US District Judge Beryl Howell clarified that copyright protection is reserved exclusively for works created by human authors, thereby upholding the decision made by the US Copyright Office. This ruling was a response to an application filed by computer scientist Stephen Thaler on behalf of his creation, the Device for the Autonomous Bootstrapping of Unified Sentience (DABUS) system.

This judgment followed a series of setbacks for Thaler’s attempts to secure US patents for inventions attributed to the DABUS system. In his pursuit of recognition, he also submitted DABUS-generated patents in other countries such as the United Kingdom, Australia, South Africa, and Saudi Arabia, with limited success.

Thaler’s attorney, Ryan Abbott, expressed strong disagreement with the court’s decision and indicated an intention to appeal. The US Copyright Office did not provide an immediate response to inquiries regarding this matter.

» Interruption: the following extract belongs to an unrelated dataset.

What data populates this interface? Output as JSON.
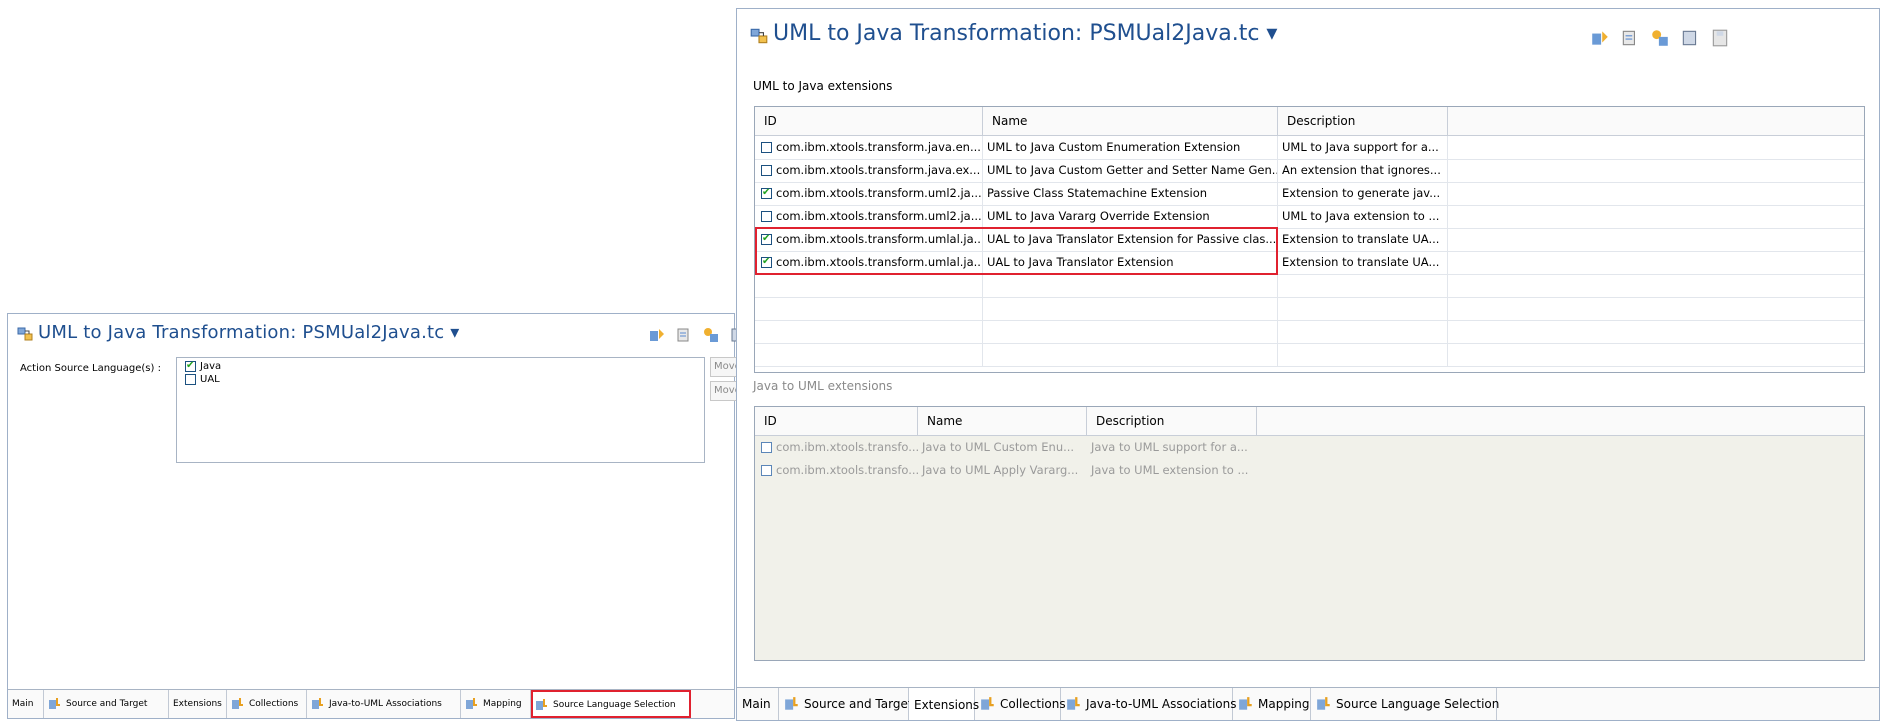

The realm of generative AI introduced novel challenges to intellectual property. A prior instance involved an artist’s request for copyright protection for images produced through the AI system Midjourney, which the Copyright Office rejected, citing the absence of a human role in the creative process.

Lawsuits also emerged over the unauthorized use of copyrighted materials to train generative AI models.

Judge Howell acknowledged the evolving landscape of copyright law as AI becomes a tool for artists. He stressed that the case at hand, though, is less intricate. Thaler’s 2018 application sought copyright protection for “A Recent Entrance to Paradise,” a visual artwork attributed to his AI system’s autonomous creation. The application was turned down by the Copyright Office in the prior year, emphasizing the prerequisite of human authorship for copyright eligibility.

Thaler’s argument challenged the requirement of human authorship as a legal criterion. He contended that granting AI-generated works copyrights would align with the fundamental purpose of copyright law as outlined in the US Constitution – to foster scientific and artistic progress.

Judge Howell, however, sided with the Copyright Office, asserting that human authorship is a fundamental cornerstone of copyright protection, rooted in established understanding spanning centuries.